July 18, 2016

Git it done!!

Score 9 out of 10
Vetted Review
Verified User
Review Source
I am a student and for each and every piece of code that we write for our project or assignments we upload everything to Github. I have a profile where all the academic projects and assignments are kept and updated regularly. Pretty much every student in software engineering is aware of Github and uses it as a daily tool for coding purposes.
  • The user interface is really good.
  • All the updates and analytics it shows about our work and contributions like commits and forks from other repositories.
  • It should allow usage of private repositories for at least 6-7 months at the time of creation of an account.
  • The windows software to use GitHub is very confusing. It can have more improvements in user interface.
If you are a team of students who are working on a project, then GitHub is a well-suited option. Apart from that, If you want to contribute or start an open-source project then you can create public repositories on Github. If you are looking for private repository and have a free account then Github should not be considered.
Read Ayush Choukse's full review

About GitHub

GitHub is a platform that hosts public and private code and provides software development and collaboration tools. Features include version control, issue tracking, code review, team management, syntax highlighting, etc. Personal plans ($0-50), Organizational plans ($0-200), and Enterprise plans are available. 
Categories:  Version Control

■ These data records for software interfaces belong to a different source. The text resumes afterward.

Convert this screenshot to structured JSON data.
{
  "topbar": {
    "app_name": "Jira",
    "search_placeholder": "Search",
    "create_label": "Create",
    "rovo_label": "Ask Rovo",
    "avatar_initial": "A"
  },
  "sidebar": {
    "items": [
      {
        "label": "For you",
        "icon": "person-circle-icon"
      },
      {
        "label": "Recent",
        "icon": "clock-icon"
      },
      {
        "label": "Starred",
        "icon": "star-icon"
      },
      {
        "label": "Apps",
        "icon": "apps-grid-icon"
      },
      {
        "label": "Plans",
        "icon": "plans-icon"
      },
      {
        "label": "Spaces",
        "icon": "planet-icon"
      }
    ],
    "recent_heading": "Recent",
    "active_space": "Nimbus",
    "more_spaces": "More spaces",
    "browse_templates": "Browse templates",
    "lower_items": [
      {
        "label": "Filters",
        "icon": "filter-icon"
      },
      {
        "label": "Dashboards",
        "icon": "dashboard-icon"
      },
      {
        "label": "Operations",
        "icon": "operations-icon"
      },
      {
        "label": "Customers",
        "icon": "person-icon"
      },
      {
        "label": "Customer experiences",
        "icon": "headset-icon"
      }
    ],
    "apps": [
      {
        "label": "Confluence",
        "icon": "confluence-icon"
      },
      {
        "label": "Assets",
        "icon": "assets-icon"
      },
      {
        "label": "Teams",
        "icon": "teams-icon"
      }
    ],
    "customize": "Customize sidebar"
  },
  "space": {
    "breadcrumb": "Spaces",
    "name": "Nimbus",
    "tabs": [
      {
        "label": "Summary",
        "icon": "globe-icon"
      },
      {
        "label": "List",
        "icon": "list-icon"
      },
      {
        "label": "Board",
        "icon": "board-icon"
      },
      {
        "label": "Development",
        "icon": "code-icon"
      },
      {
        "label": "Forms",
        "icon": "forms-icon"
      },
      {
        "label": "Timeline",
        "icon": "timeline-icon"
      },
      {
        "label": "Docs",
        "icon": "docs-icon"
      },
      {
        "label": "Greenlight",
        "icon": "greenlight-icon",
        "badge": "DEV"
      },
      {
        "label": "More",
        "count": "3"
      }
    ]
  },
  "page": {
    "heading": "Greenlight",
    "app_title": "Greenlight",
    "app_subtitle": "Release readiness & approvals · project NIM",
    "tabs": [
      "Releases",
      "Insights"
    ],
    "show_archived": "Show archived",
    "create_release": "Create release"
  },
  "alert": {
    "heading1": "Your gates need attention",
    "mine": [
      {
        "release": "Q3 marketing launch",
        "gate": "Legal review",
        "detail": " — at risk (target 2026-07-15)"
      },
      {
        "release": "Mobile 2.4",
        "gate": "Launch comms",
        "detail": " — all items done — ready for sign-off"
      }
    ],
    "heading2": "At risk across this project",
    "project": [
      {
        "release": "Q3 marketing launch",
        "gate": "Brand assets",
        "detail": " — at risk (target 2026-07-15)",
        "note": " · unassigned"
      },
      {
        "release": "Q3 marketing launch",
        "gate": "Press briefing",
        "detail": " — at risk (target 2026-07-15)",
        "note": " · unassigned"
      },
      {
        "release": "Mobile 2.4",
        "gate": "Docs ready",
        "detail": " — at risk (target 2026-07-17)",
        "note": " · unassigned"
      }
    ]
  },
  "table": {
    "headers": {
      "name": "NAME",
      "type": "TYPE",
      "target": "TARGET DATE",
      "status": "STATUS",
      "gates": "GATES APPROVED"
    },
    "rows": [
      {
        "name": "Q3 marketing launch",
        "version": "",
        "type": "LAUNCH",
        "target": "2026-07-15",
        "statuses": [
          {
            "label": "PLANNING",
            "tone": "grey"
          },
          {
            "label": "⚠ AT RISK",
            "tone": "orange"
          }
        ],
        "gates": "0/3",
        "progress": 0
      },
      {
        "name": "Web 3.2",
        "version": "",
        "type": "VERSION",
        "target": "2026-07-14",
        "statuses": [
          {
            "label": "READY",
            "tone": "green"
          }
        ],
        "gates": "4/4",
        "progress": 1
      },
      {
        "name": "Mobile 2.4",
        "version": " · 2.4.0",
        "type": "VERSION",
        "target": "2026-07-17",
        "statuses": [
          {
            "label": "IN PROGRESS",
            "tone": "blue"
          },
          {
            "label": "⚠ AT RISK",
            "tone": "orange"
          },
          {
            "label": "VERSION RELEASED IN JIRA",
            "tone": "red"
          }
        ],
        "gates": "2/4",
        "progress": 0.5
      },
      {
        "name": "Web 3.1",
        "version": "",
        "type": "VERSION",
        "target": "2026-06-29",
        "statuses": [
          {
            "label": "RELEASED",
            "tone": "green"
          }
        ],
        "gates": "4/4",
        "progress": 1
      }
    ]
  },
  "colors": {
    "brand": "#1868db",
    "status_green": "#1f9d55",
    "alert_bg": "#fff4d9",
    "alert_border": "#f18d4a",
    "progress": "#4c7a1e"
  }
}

GitHub Technical Details

Operating Systems: Unspecified
Mobile Application:No